- RECORD SET:

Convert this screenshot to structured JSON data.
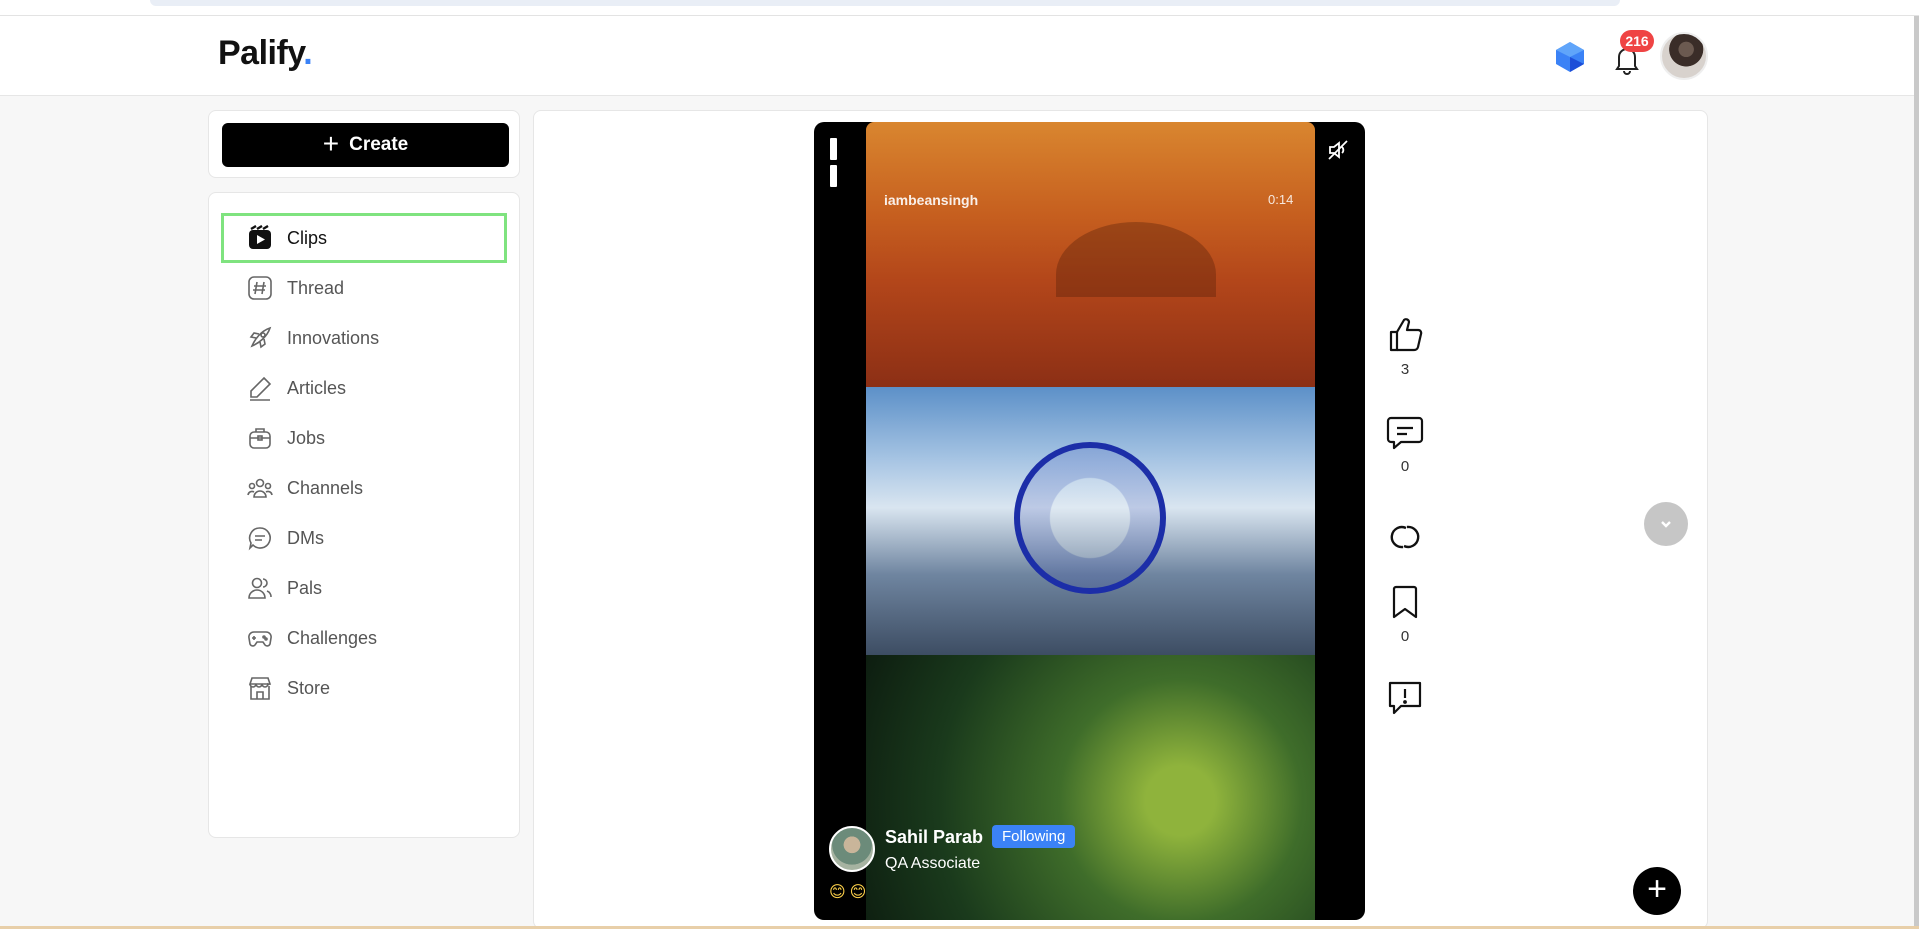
{
  "app": {
    "logo": "Palify",
    "logo_dot": "."
  },
  "header": {
    "notifications_count": "216",
    "gem_icon": "gem-icon",
    "bell_icon": "bell-icon",
    "avatar_icon": "user-avatar"
  },
  "sidebar": {
    "create_label": "Create",
    "items": [
      {
        "label": "Clips",
        "icon": "clips-icon",
        "active": true
      },
      {
        "label": "Thread",
        "icon": "hashtag-icon"
      },
      {
        "label": "Innovations",
        "icon": "rocket-icon"
      },
      {
        "label": "Articles",
        "icon": "pen-icon"
      },
      {
        "label": "Jobs",
        "icon": "briefcase-icon"
      },
      {
        "label": "Channels",
        "icon": "group-icon"
      },
      {
        "label": "DMs",
        "icon": "chat-icon"
      },
      {
        "label": "Pals",
        "icon": "people-icon"
      },
      {
        "label": "Challenges",
        "icon": "gamepad-icon"
      },
      {
        "label": "Store",
        "icon": "store-icon"
      }
    ]
  },
  "clip": {
    "uploader": "iambeansingh",
    "duration": "0:14",
    "author_name": "Sahil Parab",
    "follow_status": "Following",
    "author_role": "QA Associate",
    "emojis": "😊😊"
  },
  "actions": {
    "likes": "3",
    "comments": "0",
    "saves": "0"
  },
  "colors": {
    "accent": "#3b82f6",
    "badge": "#ef4444",
    "active_outline": "#7fe37f"
  }
}
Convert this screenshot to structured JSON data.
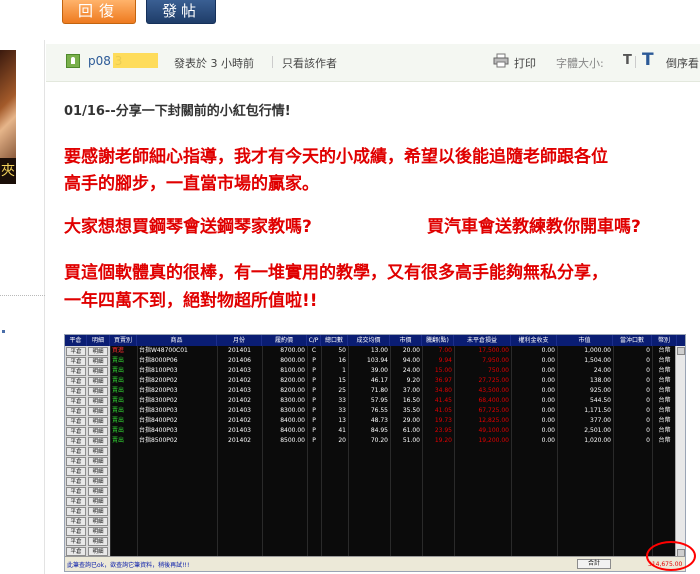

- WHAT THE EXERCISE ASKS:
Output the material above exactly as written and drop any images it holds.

- SOLUTION TO THE PROBLEM:
Convert this screenshot to structured JSON data.
{
  "app": {
    "logo": "Palify",
    "logo_dot": "."
  },
  "header": {
    "notifications_count": "216",
    "gem_icon": "gem-icon",
    "bell_icon": "bell-icon",
    "avatar_icon": "user-avatar"
  },
  "sidebar": {
    "create_label": "Create",
    "items": [
      {
        "label": "Clips",
        "icon": "clips-icon",
        "active": true
      },
      {
        "label": "Thread",
        "icon": "hashtag-icon"
      },
      {
        "label": "Innovations",
        "icon": "rocket-icon"
      },
      {
        "label": "Articles",
        "icon": "pen-icon"
      },
      {
        "label": "Jobs",
        "icon": "briefcase-icon"
      },
      {
        "label": "Channels",
        "icon": "group-icon"
      },
      {
        "label": "DMs",
        "icon": "chat-icon"
      },
      {
        "label": "Pals",
        "icon": "people-icon"
      },
      {
        "label": "Challenges",
        "icon": "gamepad-icon"
      },
      {
        "label": "Store",
        "icon": "store-icon"
      }
    ]
  },
  "clip": {
    "uploader": "iambeansingh",
    "duration": "0:14",
    "author_name": "Sahil Parab",
    "follow_status": "Following",
    "author_role": "QA Associate",
    "emojis": "😊😊"
  },
  "actions": {
    "likes": "3",
    "comments": "0",
    "saves": "0"
  },
  "colors": {
    "accent": "#3b82f6",
    "badge": "#ef4444",
    "active_outline": "#7fe37f"
  }
}
Convert this screenshot to structured JSON data.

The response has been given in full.